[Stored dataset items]

====

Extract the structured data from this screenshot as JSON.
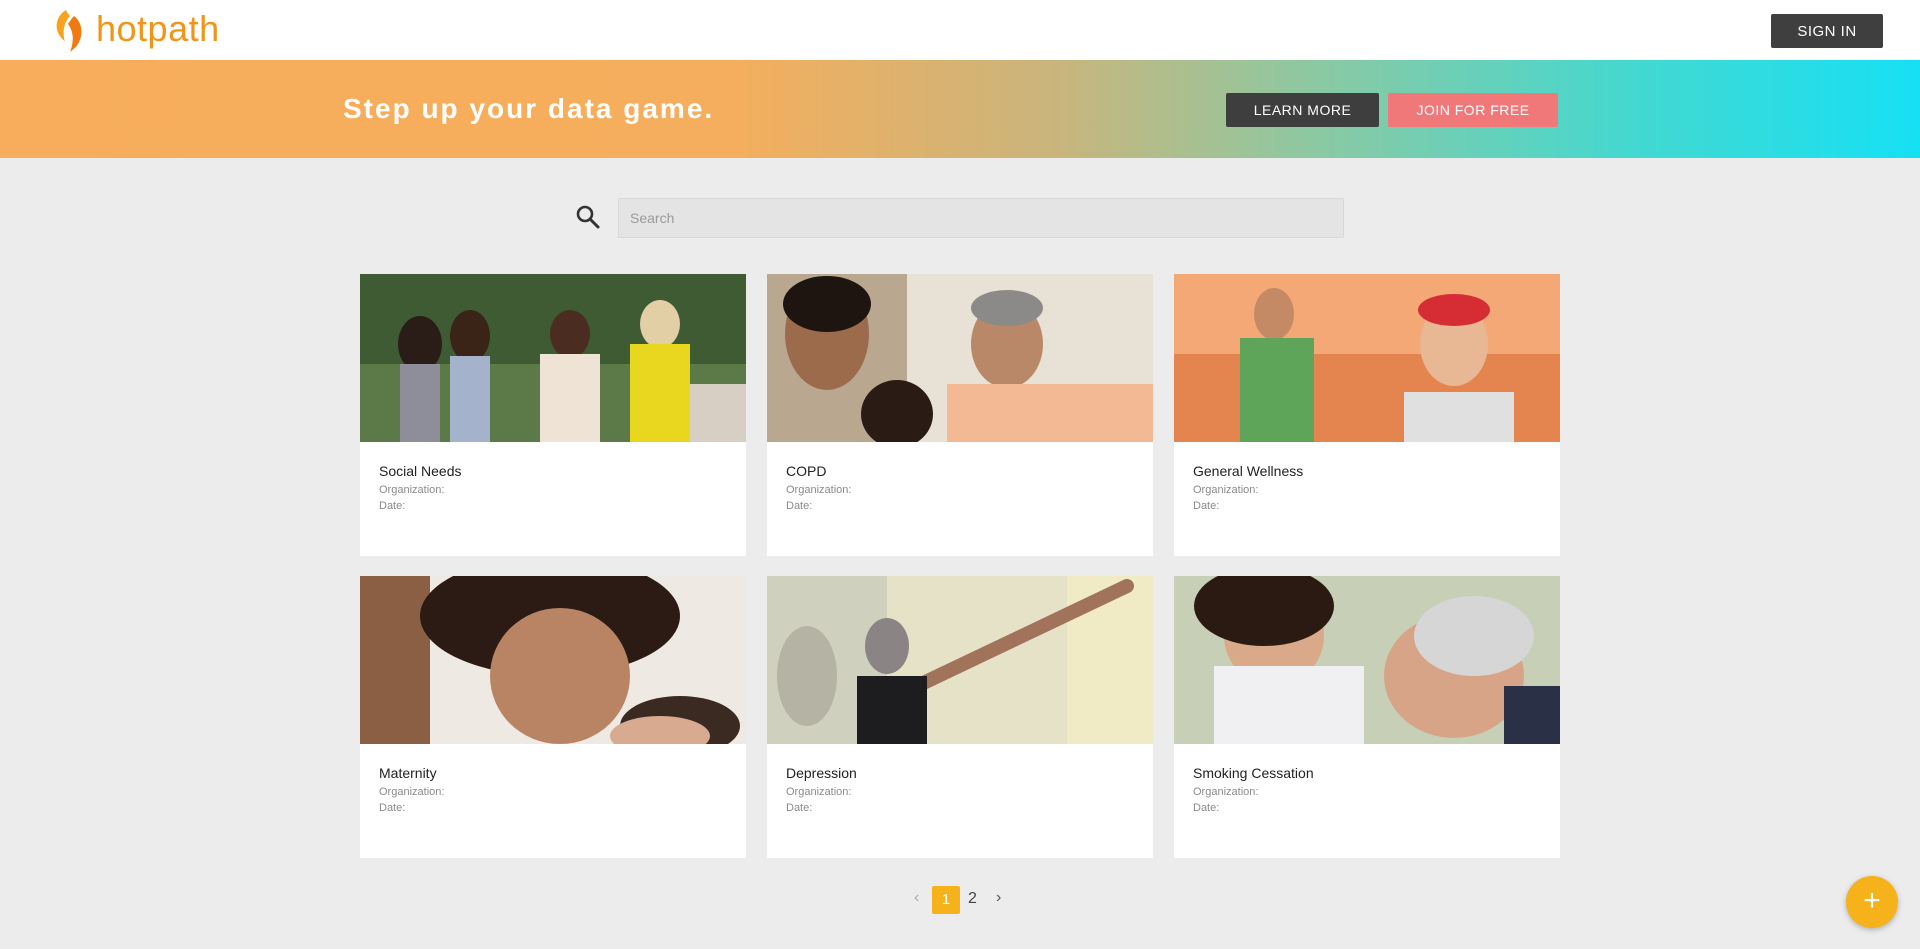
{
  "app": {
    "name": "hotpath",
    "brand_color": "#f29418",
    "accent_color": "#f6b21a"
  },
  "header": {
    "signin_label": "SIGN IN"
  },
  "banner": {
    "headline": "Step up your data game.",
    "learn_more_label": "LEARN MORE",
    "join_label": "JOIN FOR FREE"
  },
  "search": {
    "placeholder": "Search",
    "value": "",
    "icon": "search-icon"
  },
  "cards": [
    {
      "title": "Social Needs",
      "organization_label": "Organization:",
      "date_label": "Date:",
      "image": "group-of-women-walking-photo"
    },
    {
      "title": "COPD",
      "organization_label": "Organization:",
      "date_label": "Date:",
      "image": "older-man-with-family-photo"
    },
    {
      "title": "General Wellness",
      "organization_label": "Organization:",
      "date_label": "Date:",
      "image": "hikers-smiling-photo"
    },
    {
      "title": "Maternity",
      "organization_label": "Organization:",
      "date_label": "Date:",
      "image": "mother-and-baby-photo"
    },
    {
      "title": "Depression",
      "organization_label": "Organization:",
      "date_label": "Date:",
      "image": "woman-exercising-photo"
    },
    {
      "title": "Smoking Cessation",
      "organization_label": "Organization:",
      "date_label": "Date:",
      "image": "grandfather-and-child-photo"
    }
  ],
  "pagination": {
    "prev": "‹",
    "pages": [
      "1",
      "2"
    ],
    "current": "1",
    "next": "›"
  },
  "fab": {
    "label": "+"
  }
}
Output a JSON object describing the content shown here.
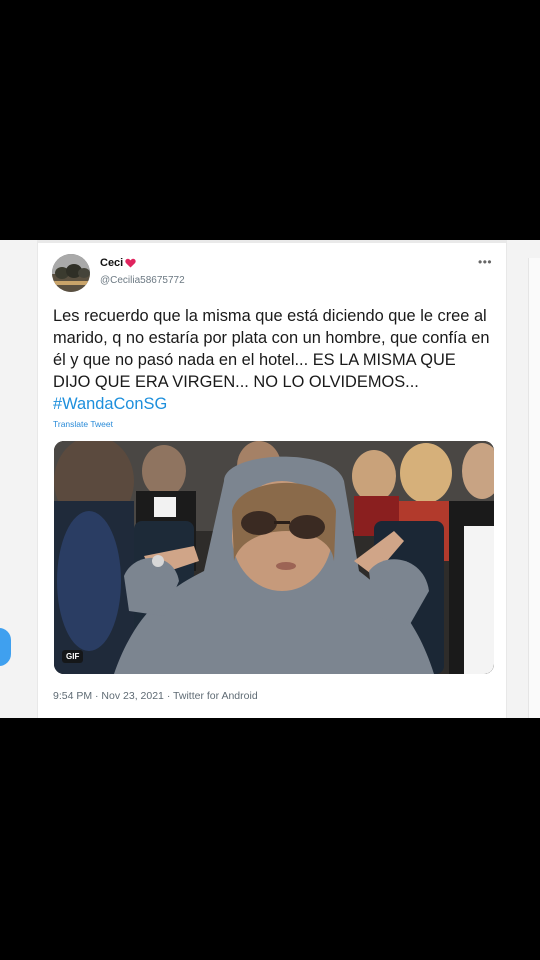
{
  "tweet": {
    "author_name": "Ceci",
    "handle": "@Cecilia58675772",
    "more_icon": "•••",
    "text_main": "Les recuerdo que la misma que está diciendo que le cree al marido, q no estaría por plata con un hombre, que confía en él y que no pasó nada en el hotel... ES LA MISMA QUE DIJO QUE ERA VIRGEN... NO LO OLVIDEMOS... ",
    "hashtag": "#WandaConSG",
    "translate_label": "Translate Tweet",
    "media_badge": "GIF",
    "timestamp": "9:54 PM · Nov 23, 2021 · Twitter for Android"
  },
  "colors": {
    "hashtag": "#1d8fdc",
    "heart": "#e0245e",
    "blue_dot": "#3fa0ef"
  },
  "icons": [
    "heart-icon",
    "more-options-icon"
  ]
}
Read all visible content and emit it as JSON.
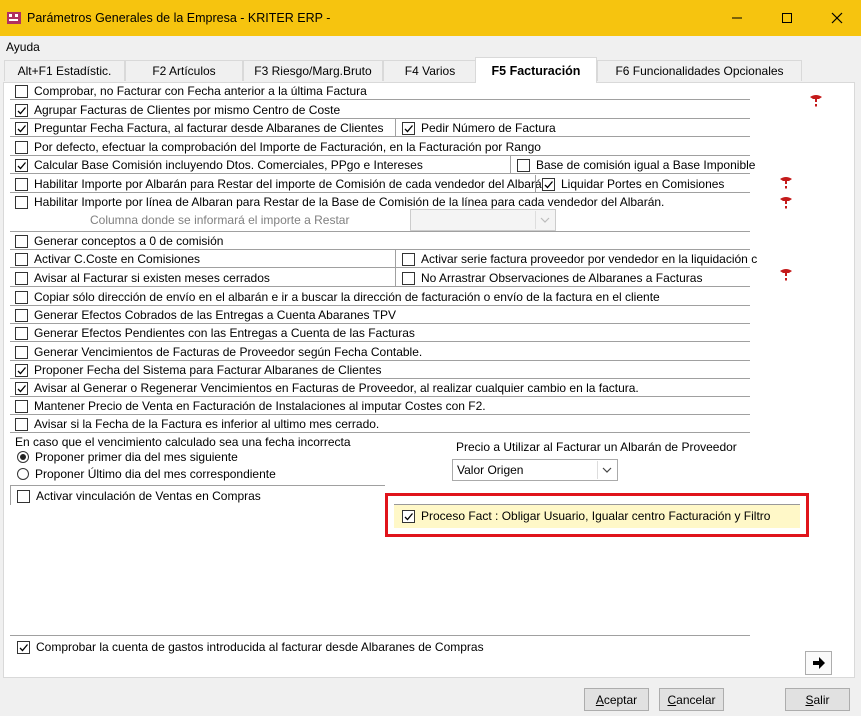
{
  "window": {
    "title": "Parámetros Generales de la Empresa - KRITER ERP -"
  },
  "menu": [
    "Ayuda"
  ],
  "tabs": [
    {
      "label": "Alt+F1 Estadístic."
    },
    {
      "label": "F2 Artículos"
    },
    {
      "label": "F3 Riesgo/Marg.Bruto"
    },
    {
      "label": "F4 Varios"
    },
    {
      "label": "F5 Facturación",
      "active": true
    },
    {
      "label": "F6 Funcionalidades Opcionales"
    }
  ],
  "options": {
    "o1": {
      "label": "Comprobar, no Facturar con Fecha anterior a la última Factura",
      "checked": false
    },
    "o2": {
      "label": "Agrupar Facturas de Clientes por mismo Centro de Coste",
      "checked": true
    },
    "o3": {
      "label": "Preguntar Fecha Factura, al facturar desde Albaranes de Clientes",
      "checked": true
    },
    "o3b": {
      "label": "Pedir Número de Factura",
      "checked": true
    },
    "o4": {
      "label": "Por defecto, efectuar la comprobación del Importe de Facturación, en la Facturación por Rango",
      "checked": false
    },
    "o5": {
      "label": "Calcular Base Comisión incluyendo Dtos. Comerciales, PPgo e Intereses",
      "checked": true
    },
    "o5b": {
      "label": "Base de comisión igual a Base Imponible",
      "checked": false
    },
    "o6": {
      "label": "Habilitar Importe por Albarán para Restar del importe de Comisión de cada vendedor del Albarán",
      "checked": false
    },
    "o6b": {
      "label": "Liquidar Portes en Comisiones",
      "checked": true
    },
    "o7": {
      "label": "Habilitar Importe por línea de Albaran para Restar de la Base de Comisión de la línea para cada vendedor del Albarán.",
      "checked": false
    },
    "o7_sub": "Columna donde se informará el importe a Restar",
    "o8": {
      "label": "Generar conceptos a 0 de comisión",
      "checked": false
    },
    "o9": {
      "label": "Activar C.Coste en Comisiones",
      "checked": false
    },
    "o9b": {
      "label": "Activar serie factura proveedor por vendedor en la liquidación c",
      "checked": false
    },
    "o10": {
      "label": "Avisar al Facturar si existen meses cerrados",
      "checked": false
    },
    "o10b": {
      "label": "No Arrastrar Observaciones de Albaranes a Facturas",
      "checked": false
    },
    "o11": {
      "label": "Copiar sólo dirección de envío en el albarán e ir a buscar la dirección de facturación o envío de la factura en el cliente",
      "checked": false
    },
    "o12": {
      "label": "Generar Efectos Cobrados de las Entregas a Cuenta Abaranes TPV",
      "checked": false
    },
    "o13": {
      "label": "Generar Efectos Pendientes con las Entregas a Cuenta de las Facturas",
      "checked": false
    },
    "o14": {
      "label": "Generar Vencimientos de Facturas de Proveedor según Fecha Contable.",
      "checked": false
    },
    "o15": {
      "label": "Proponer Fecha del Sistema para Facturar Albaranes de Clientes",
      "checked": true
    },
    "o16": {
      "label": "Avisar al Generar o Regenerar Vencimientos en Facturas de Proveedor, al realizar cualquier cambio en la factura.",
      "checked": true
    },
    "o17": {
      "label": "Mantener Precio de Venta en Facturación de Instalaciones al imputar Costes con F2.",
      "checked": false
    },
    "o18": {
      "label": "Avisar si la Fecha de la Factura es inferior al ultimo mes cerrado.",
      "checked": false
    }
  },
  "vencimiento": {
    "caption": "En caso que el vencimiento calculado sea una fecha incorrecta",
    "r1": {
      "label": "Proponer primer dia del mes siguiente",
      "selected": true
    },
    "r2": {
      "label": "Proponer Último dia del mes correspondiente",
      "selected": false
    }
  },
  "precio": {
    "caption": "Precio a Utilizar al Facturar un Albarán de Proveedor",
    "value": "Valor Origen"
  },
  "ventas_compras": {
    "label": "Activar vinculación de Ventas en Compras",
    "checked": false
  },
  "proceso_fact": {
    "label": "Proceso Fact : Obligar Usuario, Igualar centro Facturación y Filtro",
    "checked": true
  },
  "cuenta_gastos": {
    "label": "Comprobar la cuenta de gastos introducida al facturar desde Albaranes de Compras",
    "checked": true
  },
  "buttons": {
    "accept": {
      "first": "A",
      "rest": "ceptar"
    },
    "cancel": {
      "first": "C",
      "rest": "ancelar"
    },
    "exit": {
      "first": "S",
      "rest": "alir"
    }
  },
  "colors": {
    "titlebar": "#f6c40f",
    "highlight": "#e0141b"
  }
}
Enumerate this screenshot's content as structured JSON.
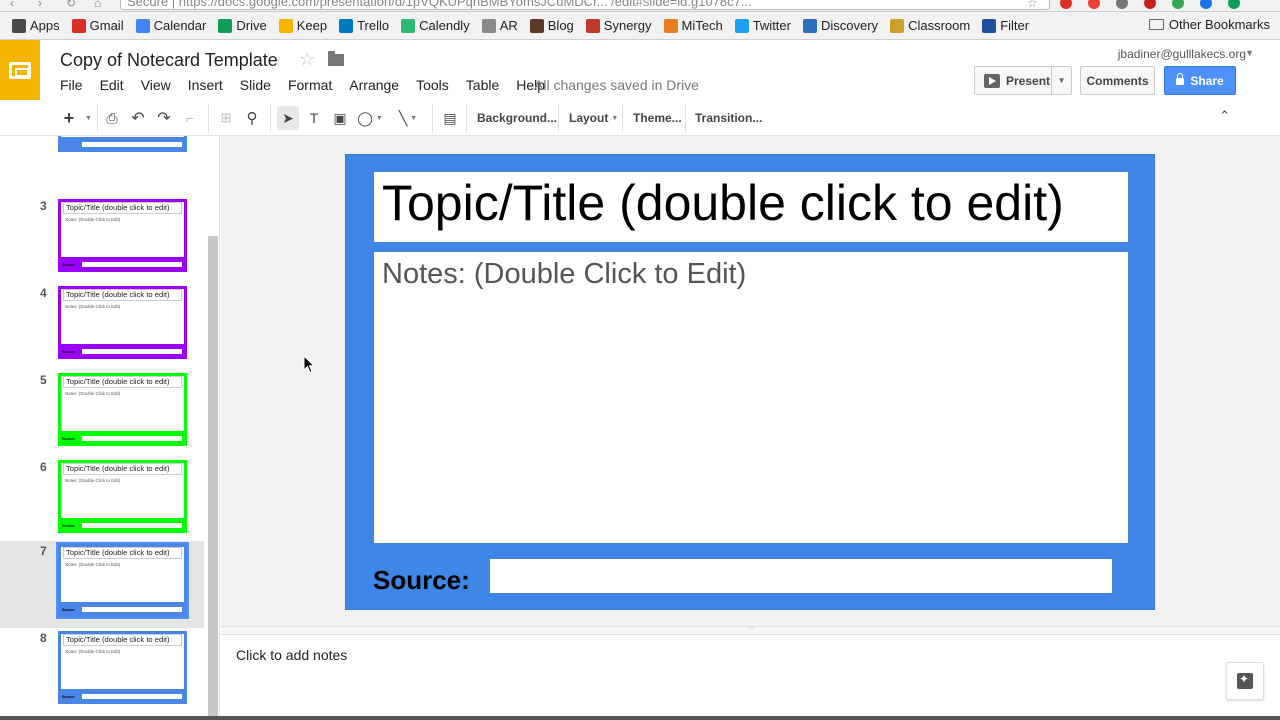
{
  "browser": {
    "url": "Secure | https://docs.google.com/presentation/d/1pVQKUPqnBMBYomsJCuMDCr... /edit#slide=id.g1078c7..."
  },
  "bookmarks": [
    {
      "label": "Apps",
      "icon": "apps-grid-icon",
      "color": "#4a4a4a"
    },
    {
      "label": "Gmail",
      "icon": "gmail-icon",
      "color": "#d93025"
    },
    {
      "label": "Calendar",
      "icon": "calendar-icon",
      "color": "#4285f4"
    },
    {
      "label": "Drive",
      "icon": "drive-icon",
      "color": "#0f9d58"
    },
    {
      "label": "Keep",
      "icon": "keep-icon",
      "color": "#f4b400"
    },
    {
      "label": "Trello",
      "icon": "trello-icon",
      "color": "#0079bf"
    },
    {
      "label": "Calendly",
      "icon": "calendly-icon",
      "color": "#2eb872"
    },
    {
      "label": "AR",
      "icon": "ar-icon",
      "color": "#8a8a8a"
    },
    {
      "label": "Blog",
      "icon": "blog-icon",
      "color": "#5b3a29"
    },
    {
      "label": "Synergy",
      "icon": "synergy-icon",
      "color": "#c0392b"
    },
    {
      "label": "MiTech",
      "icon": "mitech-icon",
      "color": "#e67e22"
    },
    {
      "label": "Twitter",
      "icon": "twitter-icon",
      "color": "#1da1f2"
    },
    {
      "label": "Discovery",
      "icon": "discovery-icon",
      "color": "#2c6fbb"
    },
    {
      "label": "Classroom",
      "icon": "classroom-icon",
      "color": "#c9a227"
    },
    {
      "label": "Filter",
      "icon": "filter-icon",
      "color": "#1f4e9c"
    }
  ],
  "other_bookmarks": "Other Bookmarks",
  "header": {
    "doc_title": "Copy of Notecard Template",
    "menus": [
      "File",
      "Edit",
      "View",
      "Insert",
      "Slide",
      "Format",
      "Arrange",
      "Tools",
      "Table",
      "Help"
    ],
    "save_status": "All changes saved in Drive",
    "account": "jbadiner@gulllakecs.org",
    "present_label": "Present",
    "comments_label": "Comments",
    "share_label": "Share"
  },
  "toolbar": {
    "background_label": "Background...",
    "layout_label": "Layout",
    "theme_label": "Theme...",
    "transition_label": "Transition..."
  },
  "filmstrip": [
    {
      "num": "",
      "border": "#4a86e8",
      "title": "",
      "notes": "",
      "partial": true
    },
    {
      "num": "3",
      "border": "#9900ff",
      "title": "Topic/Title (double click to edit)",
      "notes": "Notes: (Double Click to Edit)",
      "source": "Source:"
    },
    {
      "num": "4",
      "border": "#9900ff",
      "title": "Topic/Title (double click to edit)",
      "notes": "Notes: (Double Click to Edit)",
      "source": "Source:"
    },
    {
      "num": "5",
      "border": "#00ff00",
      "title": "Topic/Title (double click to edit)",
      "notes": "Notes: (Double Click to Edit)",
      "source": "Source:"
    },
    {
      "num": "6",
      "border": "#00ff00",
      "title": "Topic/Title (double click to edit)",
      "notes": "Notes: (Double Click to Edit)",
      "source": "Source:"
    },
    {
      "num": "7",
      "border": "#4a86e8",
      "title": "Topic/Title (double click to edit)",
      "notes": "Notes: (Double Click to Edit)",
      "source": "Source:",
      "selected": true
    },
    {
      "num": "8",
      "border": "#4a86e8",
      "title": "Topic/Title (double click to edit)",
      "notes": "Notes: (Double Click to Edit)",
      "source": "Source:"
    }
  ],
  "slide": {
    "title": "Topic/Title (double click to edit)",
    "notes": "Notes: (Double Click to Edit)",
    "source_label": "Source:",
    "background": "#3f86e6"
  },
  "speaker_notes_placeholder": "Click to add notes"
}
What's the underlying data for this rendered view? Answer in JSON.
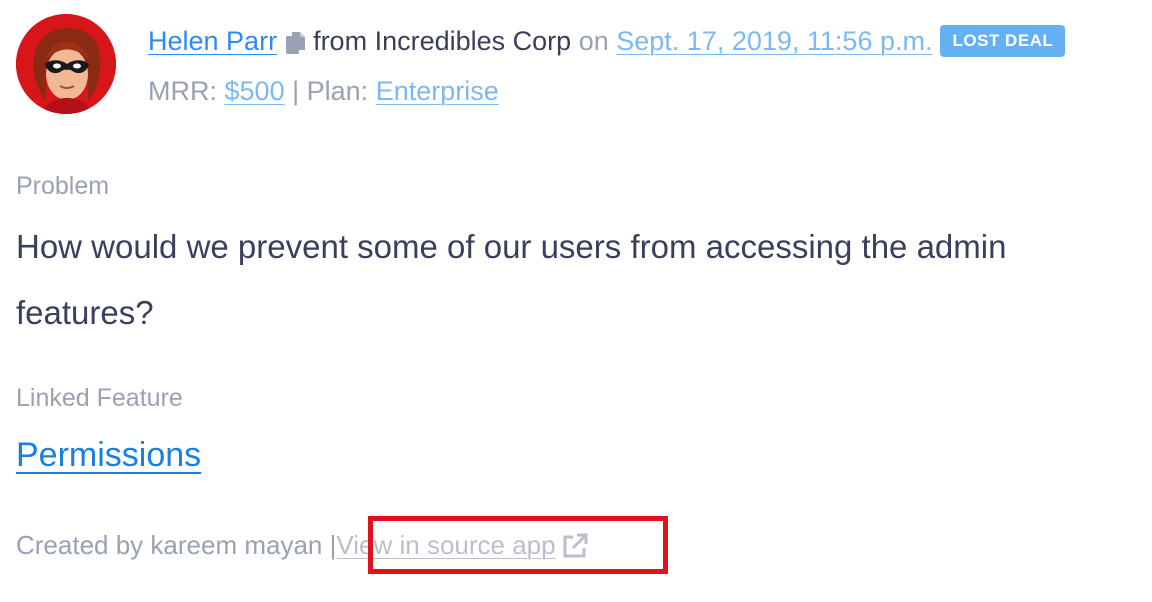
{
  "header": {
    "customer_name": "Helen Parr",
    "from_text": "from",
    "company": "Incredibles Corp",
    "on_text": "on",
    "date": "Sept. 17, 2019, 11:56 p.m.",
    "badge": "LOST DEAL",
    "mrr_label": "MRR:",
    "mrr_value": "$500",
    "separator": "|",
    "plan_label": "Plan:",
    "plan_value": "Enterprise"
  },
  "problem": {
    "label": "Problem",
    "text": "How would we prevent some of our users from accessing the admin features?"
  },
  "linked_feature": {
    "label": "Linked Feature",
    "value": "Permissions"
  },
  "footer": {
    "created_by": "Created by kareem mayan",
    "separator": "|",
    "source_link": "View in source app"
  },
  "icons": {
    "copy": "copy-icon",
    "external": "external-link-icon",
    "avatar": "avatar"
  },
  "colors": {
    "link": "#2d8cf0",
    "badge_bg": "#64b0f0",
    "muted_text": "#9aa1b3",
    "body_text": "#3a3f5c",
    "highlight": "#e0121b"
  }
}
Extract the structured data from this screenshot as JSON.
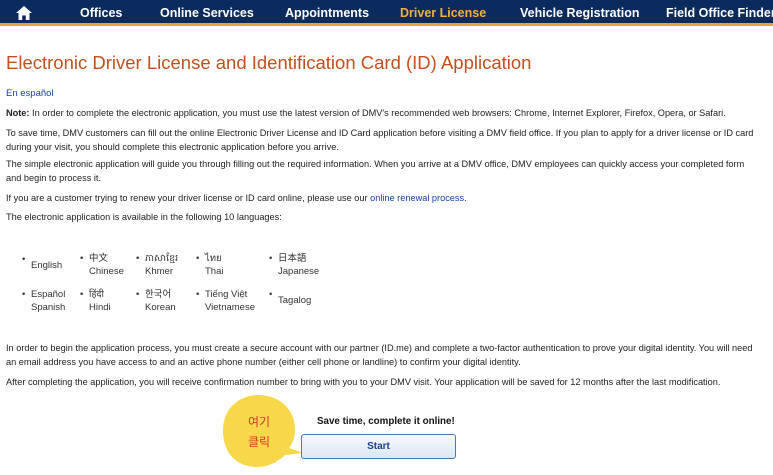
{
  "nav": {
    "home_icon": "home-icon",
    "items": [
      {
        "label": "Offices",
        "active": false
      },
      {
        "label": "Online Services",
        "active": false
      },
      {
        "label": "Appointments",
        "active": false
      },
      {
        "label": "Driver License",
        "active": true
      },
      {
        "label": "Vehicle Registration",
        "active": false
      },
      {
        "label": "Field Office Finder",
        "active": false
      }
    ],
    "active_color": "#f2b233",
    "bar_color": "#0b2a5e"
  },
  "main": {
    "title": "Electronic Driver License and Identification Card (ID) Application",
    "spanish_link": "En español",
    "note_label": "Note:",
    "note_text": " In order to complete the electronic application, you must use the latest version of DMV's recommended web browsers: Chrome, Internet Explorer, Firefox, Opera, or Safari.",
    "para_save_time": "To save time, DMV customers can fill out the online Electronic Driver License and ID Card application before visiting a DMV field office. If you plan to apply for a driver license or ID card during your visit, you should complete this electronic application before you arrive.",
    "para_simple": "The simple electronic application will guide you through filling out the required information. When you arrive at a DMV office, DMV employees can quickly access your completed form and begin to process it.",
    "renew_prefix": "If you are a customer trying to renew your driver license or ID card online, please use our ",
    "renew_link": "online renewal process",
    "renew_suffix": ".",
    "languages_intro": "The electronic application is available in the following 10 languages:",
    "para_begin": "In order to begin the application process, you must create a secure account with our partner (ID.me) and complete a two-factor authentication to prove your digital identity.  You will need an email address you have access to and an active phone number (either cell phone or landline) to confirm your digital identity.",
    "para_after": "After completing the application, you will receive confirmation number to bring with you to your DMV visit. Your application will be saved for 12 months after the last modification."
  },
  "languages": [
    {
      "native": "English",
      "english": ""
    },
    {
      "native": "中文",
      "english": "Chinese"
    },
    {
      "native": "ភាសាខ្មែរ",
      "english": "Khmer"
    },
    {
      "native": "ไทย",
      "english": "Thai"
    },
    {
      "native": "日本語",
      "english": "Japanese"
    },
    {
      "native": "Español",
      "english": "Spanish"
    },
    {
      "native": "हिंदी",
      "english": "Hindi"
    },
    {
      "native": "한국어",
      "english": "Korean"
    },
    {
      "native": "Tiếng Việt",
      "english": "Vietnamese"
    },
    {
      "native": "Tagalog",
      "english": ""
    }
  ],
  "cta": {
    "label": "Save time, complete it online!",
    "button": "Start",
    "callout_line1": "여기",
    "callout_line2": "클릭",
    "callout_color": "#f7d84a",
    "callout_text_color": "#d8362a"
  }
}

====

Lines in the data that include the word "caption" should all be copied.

    "caption": "En caso que el vencimiento calculado sea una fecha incorrecta",
    "caption": "Precio a Utilizar al Facturar un Albarán de Proveedor",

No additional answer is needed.